Task item:
Every entry must appear in the answer exactly as it does here.

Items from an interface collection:
_ _ _ _ _

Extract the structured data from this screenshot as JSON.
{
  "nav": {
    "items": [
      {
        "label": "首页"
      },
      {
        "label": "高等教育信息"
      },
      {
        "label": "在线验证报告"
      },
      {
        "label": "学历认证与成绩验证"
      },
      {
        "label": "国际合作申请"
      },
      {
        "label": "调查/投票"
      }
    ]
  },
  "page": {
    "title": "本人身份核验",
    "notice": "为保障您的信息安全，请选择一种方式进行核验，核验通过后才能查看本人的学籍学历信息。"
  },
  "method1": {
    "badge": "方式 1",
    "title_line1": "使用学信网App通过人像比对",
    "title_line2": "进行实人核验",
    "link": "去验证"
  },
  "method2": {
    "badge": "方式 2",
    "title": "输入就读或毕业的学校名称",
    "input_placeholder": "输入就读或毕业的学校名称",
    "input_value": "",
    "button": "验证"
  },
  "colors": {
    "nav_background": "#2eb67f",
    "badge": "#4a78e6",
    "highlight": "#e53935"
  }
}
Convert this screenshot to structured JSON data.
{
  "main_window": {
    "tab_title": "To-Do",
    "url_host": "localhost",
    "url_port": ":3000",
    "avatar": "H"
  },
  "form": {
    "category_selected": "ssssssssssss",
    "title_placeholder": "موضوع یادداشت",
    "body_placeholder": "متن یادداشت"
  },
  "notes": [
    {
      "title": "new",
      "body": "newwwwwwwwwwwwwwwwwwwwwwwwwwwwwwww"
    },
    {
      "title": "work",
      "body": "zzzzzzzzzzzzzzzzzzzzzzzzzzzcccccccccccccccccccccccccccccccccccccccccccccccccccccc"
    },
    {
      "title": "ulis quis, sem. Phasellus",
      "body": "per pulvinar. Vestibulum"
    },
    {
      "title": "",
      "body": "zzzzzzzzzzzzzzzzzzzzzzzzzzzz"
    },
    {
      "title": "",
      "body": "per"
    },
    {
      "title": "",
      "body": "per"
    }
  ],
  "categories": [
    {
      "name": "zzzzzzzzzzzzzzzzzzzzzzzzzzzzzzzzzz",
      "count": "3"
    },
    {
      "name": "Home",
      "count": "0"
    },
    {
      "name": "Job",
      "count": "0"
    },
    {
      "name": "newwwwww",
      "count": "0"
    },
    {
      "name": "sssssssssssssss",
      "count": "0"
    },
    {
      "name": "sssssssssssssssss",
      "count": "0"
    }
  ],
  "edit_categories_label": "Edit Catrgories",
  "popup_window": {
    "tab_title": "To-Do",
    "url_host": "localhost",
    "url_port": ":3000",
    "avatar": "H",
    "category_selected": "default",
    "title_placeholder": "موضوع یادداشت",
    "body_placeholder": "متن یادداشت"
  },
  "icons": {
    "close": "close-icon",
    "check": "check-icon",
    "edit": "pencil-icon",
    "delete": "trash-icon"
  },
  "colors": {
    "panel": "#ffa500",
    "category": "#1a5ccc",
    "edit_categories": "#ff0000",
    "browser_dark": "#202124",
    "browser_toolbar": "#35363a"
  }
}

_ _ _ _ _

Response to this exercise:
Extract the structured data from this screenshot as JSON.
{
  "nav": {
    "items": [
      {
        "label": "首页"
      },
      {
        "label": "高等教育信息"
      },
      {
        "label": "在线验证报告"
      },
      {
        "label": "学历认证与成绩验证"
      },
      {
        "label": "国际合作申请"
      },
      {
        "label": "调查/投票"
      }
    ]
  },
  "page": {
    "title": "本人身份核验",
    "notice": "为保障您的信息安全，请选择一种方式进行核验，核验通过后才能查看本人的学籍学历信息。"
  },
  "method1": {
    "badge": "方式 1",
    "title_line1": "使用学信网App通过人像比对",
    "title_line2": "进行实人核验",
    "link": "去验证"
  },
  "method2": {
    "badge": "方式 2",
    "title": "输入就读或毕业的学校名称",
    "input_placeholder": "输入就读或毕业的学校名称",
    "input_value": "",
    "button": "验证"
  },
  "colors": {
    "nav_background": "#2eb67f",
    "badge": "#4a78e6",
    "highlight": "#e53935"
  }
}
Convert this screenshot to structured JSON data.
{
  "main_window": {
    "tab_title": "To-Do",
    "url_host": "localhost",
    "url_port": ":3000",
    "avatar": "H"
  },
  "form": {
    "category_selected": "ssssssssssss",
    "title_placeholder": "موضوع یادداشت",
    "body_placeholder": "متن یادداشت"
  },
  "notes": [
    {
      "title": "new",
      "body": "newwwwwwwwwwwwwwwwwwwwwwwwwwwwwwww"
    },
    {
      "title": "work",
      "body": "zzzzzzzzzzzzzzzzzzzzzzzzzzzcccccccccccccccccccccccccccccccccccccccccccccccccccccc"
    },
    {
      "title": "ulis quis, sem. Phasellus",
      "body": "per pulvinar. Vestibulum"
    },
    {
      "title": "",
      "body": "zzzzzzzzzzzzzzzzzzzzzzzzzzzz"
    },
    {
      "title": "",
      "body": "per"
    },
    {
      "title": "",
      "body": "per"
    }
  ],
  "categories": [
    {
      "name": "zzzzzzzzzzzzzzzzzzzzzzzzzzzzzzzzzz",
      "count": "3"
    },
    {
      "name": "Home",
      "count": "0"
    },
    {
      "name": "Job",
      "count": "0"
    },
    {
      "name": "newwwwww",
      "count": "0"
    },
    {
      "name": "sssssssssssssss",
      "count": "0"
    },
    {
      "name": "sssssssssssssssss",
      "count": "0"
    }
  ],
  "edit_categories_label": "Edit Catrgories",
  "popup_window": {
    "tab_title": "To-Do",
    "url_host": "localhost",
    "url_port": ":3000",
    "avatar": "H",
    "category_selected": "default",
    "title_placeholder": "موضوع یادداشت",
    "body_placeholder": "متن یادداشت"
  },
  "icons": {
    "close": "close-icon",
    "check": "check-icon",
    "edit": "pencil-icon",
    "delete": "trash-icon"
  },
  "colors": {
    "panel": "#ffa500",
    "category": "#1a5ccc",
    "edit_categories": "#ff0000",
    "browser_dark": "#202124",
    "browser_toolbar": "#35363a"
  }
}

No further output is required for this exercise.